"We are working to save as much of the November issue as we can, but it's a matter of principle," said Selman, a senior from Buffalo Grove. "We have standards and ethics we believe in."

Selman and Statesman Managing Editor Evan Ribot met with Principal Janet Gonzalez, the Statesman advisers and other administrators on Monday to discuss the matter. The teens' parents were involved in the roughly 45-minute meeting, too.

"We just discussed how to move forward," Selman said. "There's been a lot of dialogue between (the students) and the administration."

Stevenson spokesman Jim Conrey declined to discuss the nature of Monday's talks.

"The meeting that occurred this morning was a private meeting related to student progress in a course that is part of our curriculum," he said in an e-mail. "Consequently, we will not be releasing any details from the meeting."

Selman said the teens are interested in a compromise, but added "we're really just hoping the school does the right thing."

Conrey said school officials are hopeful the November issue eventually will be published. Selman didn't sound optimistic that would happen.

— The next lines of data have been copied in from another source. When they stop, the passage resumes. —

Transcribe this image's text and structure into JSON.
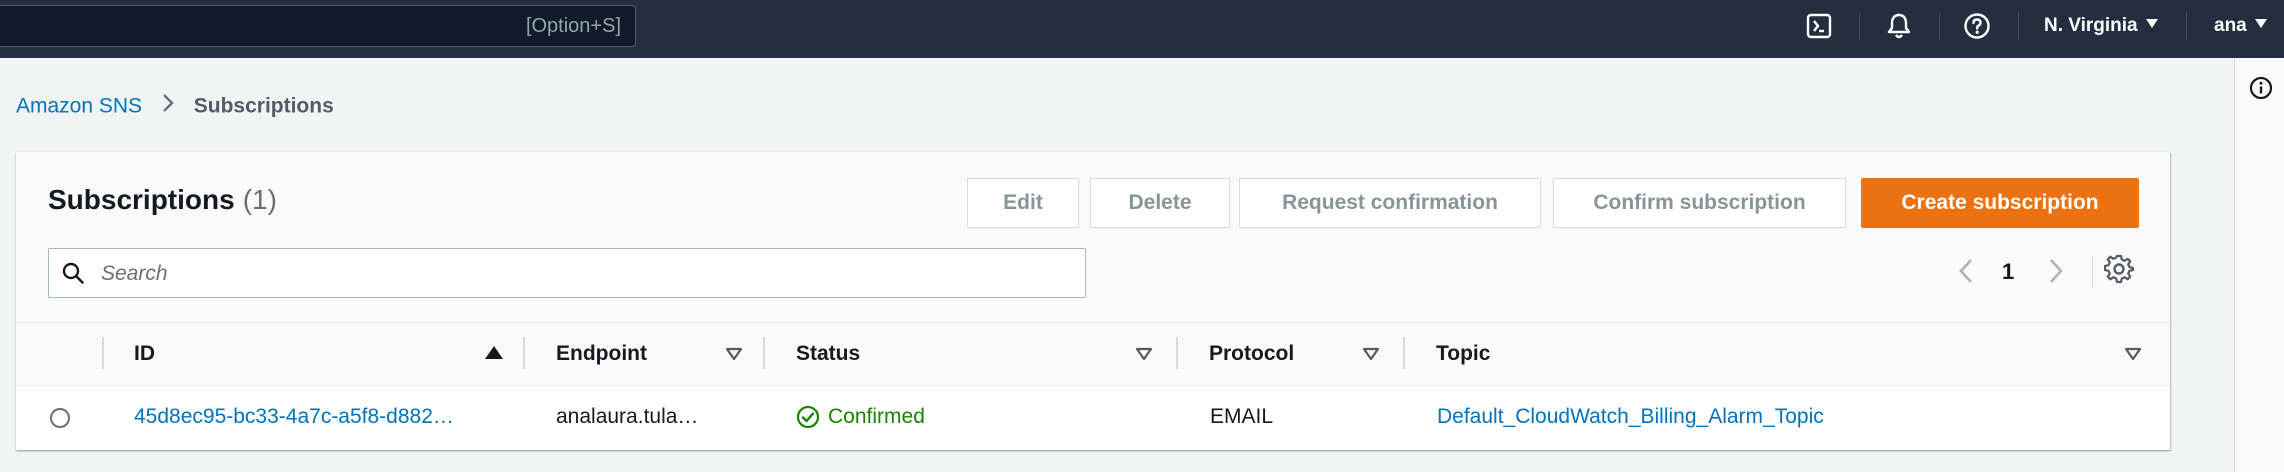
{
  "topbar": {
    "search_shortcut": "[Option+S]",
    "region": "N. Virginia",
    "account": "ana",
    "icons": [
      "cloudshell-icon",
      "notifications-bell-icon",
      "help-icon"
    ]
  },
  "breadcrumb": {
    "service": "Amazon SNS",
    "current": "Subscriptions"
  },
  "panel": {
    "title": "Subscriptions",
    "count": "(1)",
    "buttons": {
      "edit": "Edit",
      "delete": "Delete",
      "request_confirmation": "Request confirmation",
      "confirm_subscription": "Confirm subscription",
      "create_subscription": "Create subscription"
    },
    "search_placeholder": "Search",
    "page": "1"
  },
  "table": {
    "columns": [
      "ID",
      "Endpoint",
      "Status",
      "Protocol",
      "Topic"
    ],
    "rows": [
      {
        "id": "45d8ec95-bc33-4a7c-a5f8-d882…",
        "endpoint": "analaura.tula…",
        "status": "Confirmed",
        "protocol": "EMAIL",
        "topic": "Default_CloudWatch_Billing_Alarm_Topic"
      }
    ]
  },
  "colors": {
    "topbar": "#232f3e",
    "link": "#0073bb",
    "primary": "#ec7211",
    "success": "#1d8102"
  }
}
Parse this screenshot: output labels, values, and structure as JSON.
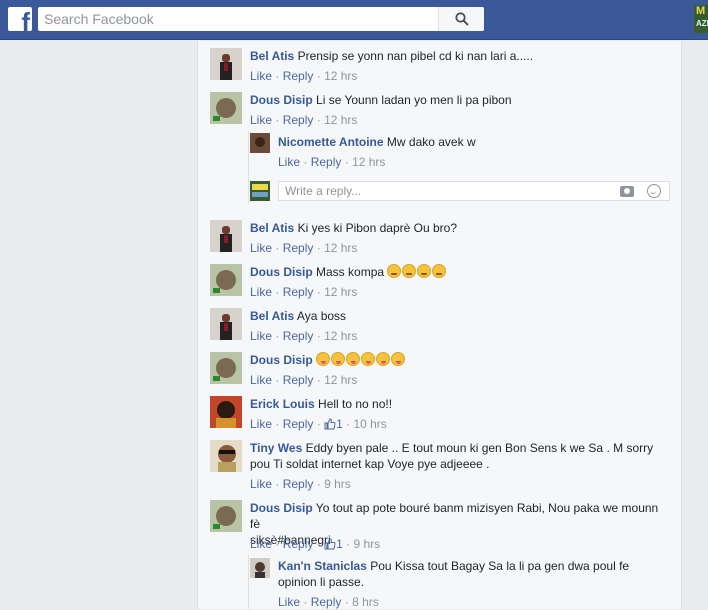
{
  "header": {
    "logo": "f",
    "search_placeholder": "Search Facebook",
    "corner_badge_line1": "M",
    "corner_badge_line2": "AZI"
  },
  "comments": [
    {
      "name": "Bel Atis",
      "text": "Prensip se yonn nan pibel cd ki nan lari a.....",
      "like": "Like",
      "reply": "Reply",
      "time": "12 hrs"
    },
    {
      "name": "Dous Disip",
      "text": "Li se Younn ladan yo men li pa pibon",
      "like": "Like",
      "reply": "Reply",
      "time": "12 hrs"
    },
    {
      "name": "Nicomette Antoine",
      "text": "Mw dako avek w",
      "like": "Like",
      "reply": "Reply",
      "time": "12 hrs"
    },
    {
      "name": "Bel Atis",
      "text": "Ki yes ki Pibon daprè Ou bro?",
      "like": "Like",
      "reply": "Reply",
      "time": "12 hrs"
    },
    {
      "name": "Dous Disip",
      "text": "Mass kompa",
      "like": "Like",
      "reply": "Reply",
      "time": "12 hrs"
    },
    {
      "name": "Bel Atis",
      "text": "Aya boss",
      "like": "Like",
      "reply": "Reply",
      "time": "12 hrs"
    },
    {
      "name": "Dous Disip",
      "text": "",
      "like": "Like",
      "reply": "Reply",
      "time": "12 hrs"
    },
    {
      "name": "Erick Louis",
      "text": "Hell to no no!!",
      "like": "Like",
      "reply": "Reply",
      "likes": "1",
      "time": "10 hrs"
    },
    {
      "name": "Tiny Wes",
      "text": "Eddy byen pale .. E tout moun ki gen Bon Sens k we Sa . M sorry",
      "text2": "pou Ti soldat internet kap Voye pye adjeeee .",
      "like": "Like",
      "reply": "Reply",
      "time": "9 hrs"
    },
    {
      "name": "Dous Disip",
      "text": "Yo tout ap pote bouré banm mizisyen Rabi, Nou paka we mounn fè",
      "text2": "siksè#bannegri",
      "like": "Like",
      "reply": "Reply",
      "likes": "1",
      "time": "9 hrs"
    },
    {
      "name": "Kan'n Staniclas",
      "text": "Pou Kissa tout Bagay Sa la li pa gen dwa poul fe",
      "text2": "opinion li passe.",
      "like": "Like",
      "reply": "Reply",
      "time": "8 hrs"
    }
  ],
  "reply_box": {
    "placeholder": "Write a reply..."
  },
  "separator": "·",
  "colors": {
    "brand": "#3b5998",
    "link": "#365899",
    "meta": "#90949c",
    "background": "#e9ebee"
  }
}
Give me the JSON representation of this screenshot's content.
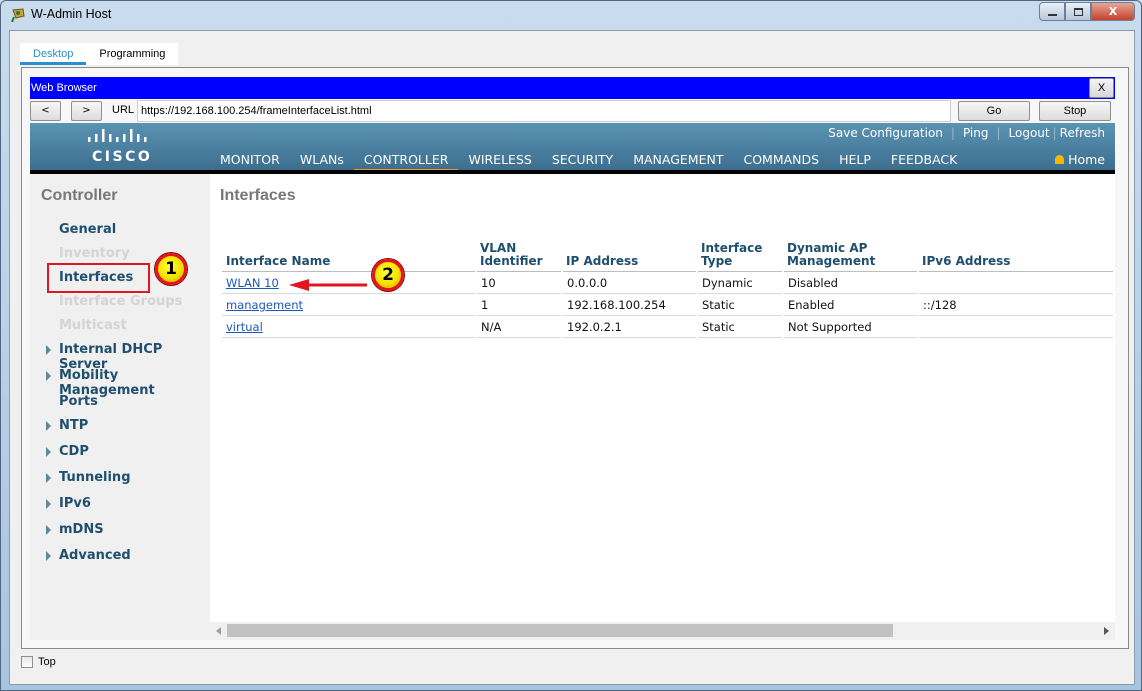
{
  "window": {
    "title": "W-Admin Host",
    "buttons": {
      "minimize": "—",
      "maximize": "□",
      "close": "X"
    }
  },
  "tabs": [
    {
      "label": "Desktop",
      "active": true
    },
    {
      "label": "Programming",
      "active": false
    }
  ],
  "browser": {
    "title": "Web Browser",
    "close_label": "X",
    "back_label": "<",
    "forward_label": ">",
    "url_label": "URL",
    "url": "https://192.168.100.254/frameInterfaceList.html",
    "go_label": "Go",
    "stop_label": "Stop"
  },
  "cisco": {
    "logo_text": "CISCO",
    "top_links": [
      "Save Configuration",
      "Ping",
      "Logout",
      "Refresh"
    ],
    "menu": [
      {
        "label": "MONITOR",
        "active": false
      },
      {
        "label": "WLANs",
        "active": false
      },
      {
        "label": "CONTROLLER",
        "active": true
      },
      {
        "label": "WIRELESS",
        "active": false
      },
      {
        "label": "SECURITY",
        "active": false
      },
      {
        "label": "MANAGEMENT",
        "active": false
      },
      {
        "label": "COMMANDS",
        "active": false
      },
      {
        "label": "HELP",
        "active": false
      },
      {
        "label": "FEEDBACK",
        "active": false
      }
    ],
    "home_label": "Home",
    "accent_color": "#f7941d"
  },
  "sidebar": {
    "title": "Controller",
    "items": [
      {
        "label": "General",
        "enabled": true,
        "expandable": false
      },
      {
        "label": "Inventory",
        "enabled": false,
        "expandable": false
      },
      {
        "label": "Interfaces",
        "enabled": true,
        "expandable": false
      },
      {
        "label": "Interface Groups",
        "enabled": false,
        "expandable": false
      },
      {
        "label": "Multicast",
        "enabled": false,
        "expandable": false
      },
      {
        "label": "Internal DHCP Server",
        "enabled": true,
        "expandable": true
      },
      {
        "label": "Mobility Management",
        "enabled": true,
        "expandable": true
      },
      {
        "label": "Ports",
        "enabled": true,
        "expandable": false
      },
      {
        "label": "NTP",
        "enabled": true,
        "expandable": true
      },
      {
        "label": "CDP",
        "enabled": true,
        "expandable": true
      },
      {
        "label": "Tunneling",
        "enabled": true,
        "expandable": true
      },
      {
        "label": "IPv6",
        "enabled": true,
        "expandable": true
      },
      {
        "label": "mDNS",
        "enabled": true,
        "expandable": true
      },
      {
        "label": "Advanced",
        "enabled": true,
        "expandable": true
      }
    ]
  },
  "content": {
    "title": "Interfaces",
    "table": {
      "headers": [
        "Interface Name",
        "VLAN Identifier",
        "IP Address",
        "Interface Type",
        "Dynamic AP Management",
        "IPv6 Address"
      ],
      "rows": [
        [
          "WLAN 10",
          "10",
          "0.0.0.0",
          "Dynamic",
          "Disabled",
          ""
        ],
        [
          "management",
          "1",
          "192.168.100.254",
          "Static",
          "Enabled",
          "::/128"
        ],
        [
          "virtual",
          "N/A",
          "192.0.2.1",
          "Static",
          "Not Supported",
          ""
        ]
      ]
    }
  },
  "annotations": {
    "badge1": "1",
    "badge2": "2"
  },
  "footer": {
    "top_checkbox_label": "Top",
    "top_checked": false
  }
}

"There was a lot of good work (in the issue), and it's a shame that none of it is being printed right now," she said.

No disciplinary action has been taken against any of the students, Conrey said.

"And I take that they met this morning as an indication that there probably won't be," he said.

The controversy is the latest dispute between students and administrators over Statesman reporting. A January story about teen sex led to more administration oversight because of what officials said were reporting problems.

Additionally, teacher Barbara Thill left her post as the newspaper's adviser at the end of the 2008-09 term.